A lot of Fiorentina fans have been justifiably grumbling about the lack of new players in the side. After all, when you have a new owner who’s promised to spend big to bring in top talent after a season that saw the team dodge relegation only on the last day and in a rather scummy performance against Genoa, you expect a bit more than backup goalkeeper Pietro Terracciano after nearly a month of open transfer window.
However, Rocco Commisso and Daniele Pradè have previously stated their desire to ship out players whose futures don’t lie with the Viola and have set a (rather arbitrary) deadline of 6 August to begin bringing players in. While the waiting is hard, it’s just as unpleasant to imagine that, as the rest of Serie A wheels and deals, here are the Gigliati bumbling along, and by the time Pradè and company are ready to open the entrance doors, all the good players will be gone.
However, during his last stint in Florence, Pradè’s usual modus operandi was to wait until later in the transfer window to add talent. I’ve put together every summer signing from 2012 to 2014, and they offer a pretty clear pattern, albeit from a very small sample size. All figures are from Transfermarkt; I’ve colored the July purchases in yellow and the August ones in green to highlight the differences.
You’ll notice a few clear patterns here. The first is that, in two of the three years, at least half of the summer’s signings came after the start of August. In fact, the middle third of July has proven to be pretty barren, with only Cristiano Lupatelli, Mario Gómez, and poor Josh Brillante arriving in that stretch.
Marione brings us to the second point. While there are some big hits among those July arrivals—Juan Cuadrado, Matías Fernández, Joaquín, Marcos Alonso, Josip Iličić, Ciprian Tătăruşanu—there are a lot of misses: Hegazy, El Hamdaoui, Marko Bakić, Gustavo Munúa, Oledksandr Yakovenko, Gómez, Michele Fossati, Steve Beleck, Octávio, Brillante. While some weren’t brought in as stars, enough were expected to contribute substantially and then didn’t do so that it’s worth noting.
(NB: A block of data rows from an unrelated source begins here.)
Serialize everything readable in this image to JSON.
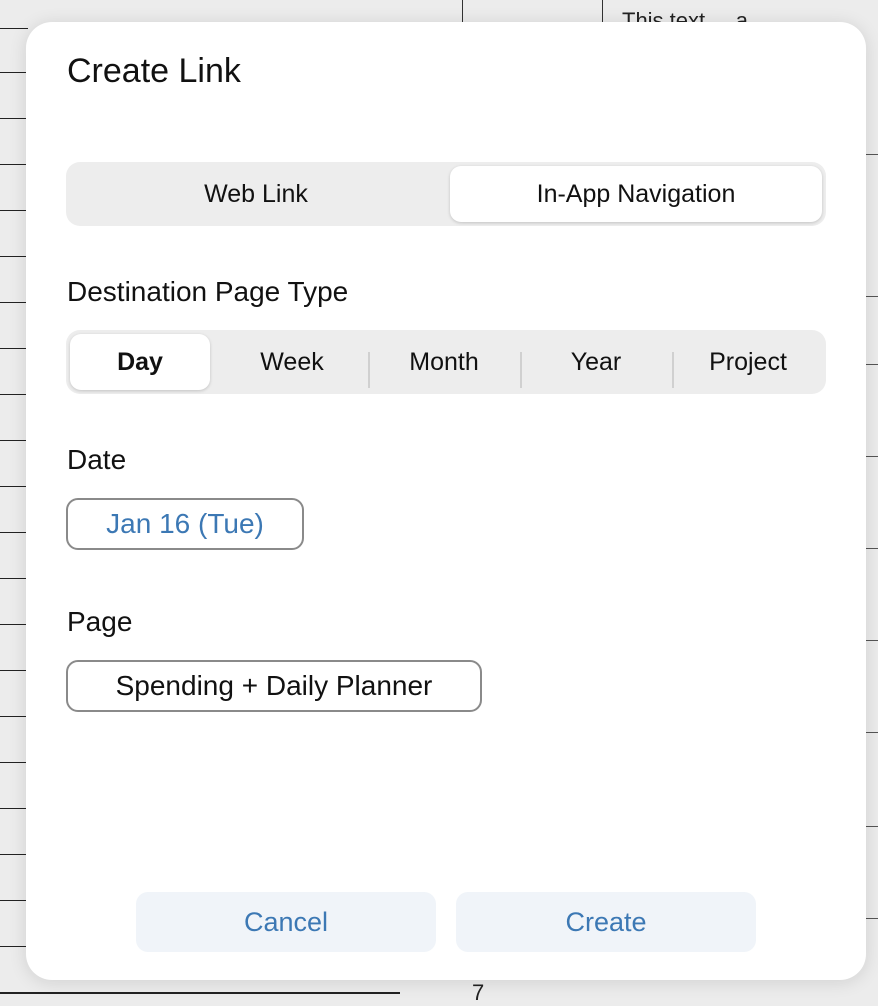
{
  "dialog": {
    "title": "Create Link",
    "link_type_tabs": [
      {
        "label": "Web Link",
        "selected": false
      },
      {
        "label": "In-App Navigation",
        "selected": true
      }
    ],
    "destination_label": "Destination Page Type",
    "page_types": [
      {
        "label": "Day",
        "selected": true
      },
      {
        "label": "Week",
        "selected": false
      },
      {
        "label": "Month",
        "selected": false
      },
      {
        "label": "Year",
        "selected": false
      },
      {
        "label": "Project",
        "selected": false
      }
    ],
    "date_label": "Date",
    "date_value": "Jan 16 (Tue)",
    "page_label": "Page",
    "page_value": "Spending + Daily Planner",
    "cancel_label": "Cancel",
    "create_label": "Create"
  },
  "background": {
    "page_number": "7",
    "top_text_fragment": "This text ... a"
  },
  "colors": {
    "accent": "#3c78b4",
    "button_bg": "#f0f4f9",
    "segment_bg": "#ededed"
  }
}
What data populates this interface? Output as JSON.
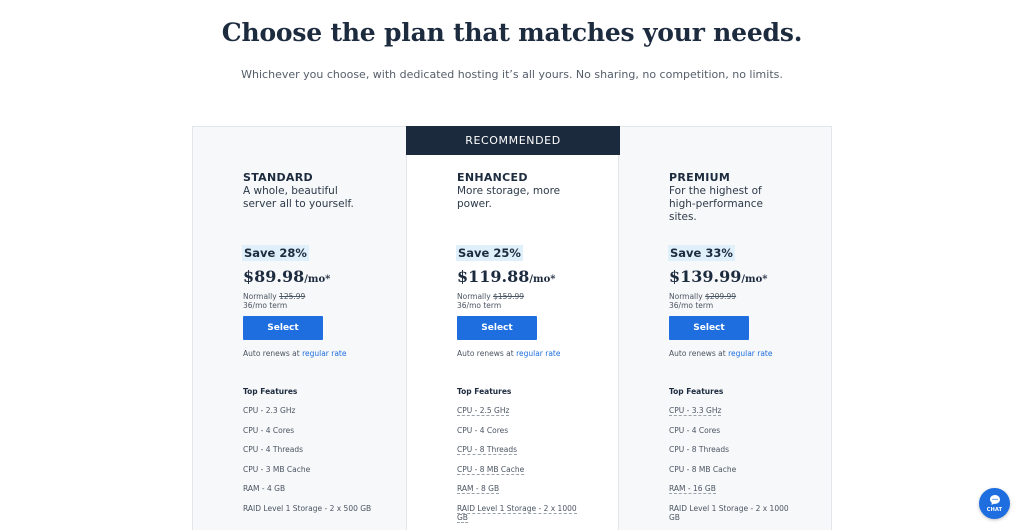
{
  "header": {
    "title": "Choose the plan that matches your needs.",
    "subtitle": "Whichever you choose, with dedicated hosting it’s all yours. No sharing, no competition, no limits."
  },
  "recommended_label": "RECOMMENDED",
  "colors": {
    "accent": "#1e6ee0",
    "dark": "#1c2a3d",
    "save_bg": "#dff0fb"
  },
  "plans": [
    {
      "name": "STANDARD",
      "description": "A whole, beautiful server all to yourself.",
      "save": "Save 28%",
      "price": "$89.98",
      "per": "/mo*",
      "normally_label": "Normally",
      "normally_price": "125.99",
      "term": "36/mo term",
      "select_label": "Select",
      "renews_text": "Auto renews at",
      "renews_link": "regular rate",
      "features_title": "Top Features",
      "features": [
        "CPU - 2.3 GHz",
        "CPU - 4 Cores",
        "CPU - 4 Threads",
        "CPU - 3 MB Cache",
        "RAM - 4 GB",
        "RAID Level 1 Storage - 2 x 500 GB"
      ]
    },
    {
      "name": "ENHANCED",
      "description": "More storage, more power.",
      "save": "Save 25%",
      "price": "$119.88",
      "per": "/mo*",
      "normally_label": "Normally",
      "normally_price": "$159.99",
      "term": "36/mo term",
      "select_label": "Select",
      "renews_text": "Auto renews at",
      "renews_link": "regular rate",
      "features_title": "Top Features",
      "features": [
        "CPU - 2.5 GHz",
        "CPU - 4 Cores",
        "CPU - 8 Threads",
        "CPU - 8 MB Cache",
        "RAM - 8 GB",
        "RAID Level 1 Storage - 2 x 1000 GB"
      ]
    },
    {
      "name": "PREMIUM",
      "description": "For the highest of high-performance sites.",
      "save": "Save 33%",
      "price": "$139.99",
      "per": "/mo*",
      "normally_label": "Normally",
      "normally_price": "$209.99",
      "term": "36/mo term",
      "select_label": "Select",
      "renews_text": "Auto renews at",
      "renews_link": "regular rate",
      "features_title": "Top Features",
      "features": [
        "CPU - 3.3 GHz",
        "CPU - 4 Cores",
        "CPU - 8 Threads",
        "CPU - 8 MB Cache",
        "RAM - 16 GB",
        "RAID Level 1 Storage - 2 x 1000 GB"
      ]
    }
  ],
  "chat": {
    "label": "CHAT",
    "icon": "chat-bubble-icon"
  }
}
In contrast, a lot of the August arrivals enjoyed much more successful careers. The 2012 group includes the backbone of one of the best transfer windows I can remember in Viola history, while the 2014 group introduced no real stars but several steady squad players. Heck, even Ante Rebić (the sole August purchase in 2013) is likely to work out well for the Viola, as 50% of the proceeds from his upcoming sale—likely to tip in around €40 million—will return to Florence.
The indication here is that Pradè excels at finding late inefficiencies in the market. While the “all the good players are gone after the first few weeks” argument certainly holds some water, it’s worth remembering that as big clubs add stars, they have to send away promising youngsters or useful veterans. Conversely, as the end of the market approaches and smaller teams that have held their assets in hopes of driving the price up realize that they could miss out on necessary funds, discounts arrive. While Ivan Perišić and Mauro Icardi, say, are way beyond Fiorentina’s means, other clubs are also freezing players out. The squad today, or in two weeks, or even on 30 August, likely isn’t the squad for the rest of the season.
All this is to say that it’s totally okay to be grumpy about the lack of exciting arrivals promised by Commisso two months ago. Fiorentina is one of Italy’s most important clubs, so fans ought to have high standards, even now that the club has fallen from the ranks of the competent. But, given who’s in charge and given the stated objectives, it seems fair to wait until the window closes to really go in on the brain trust.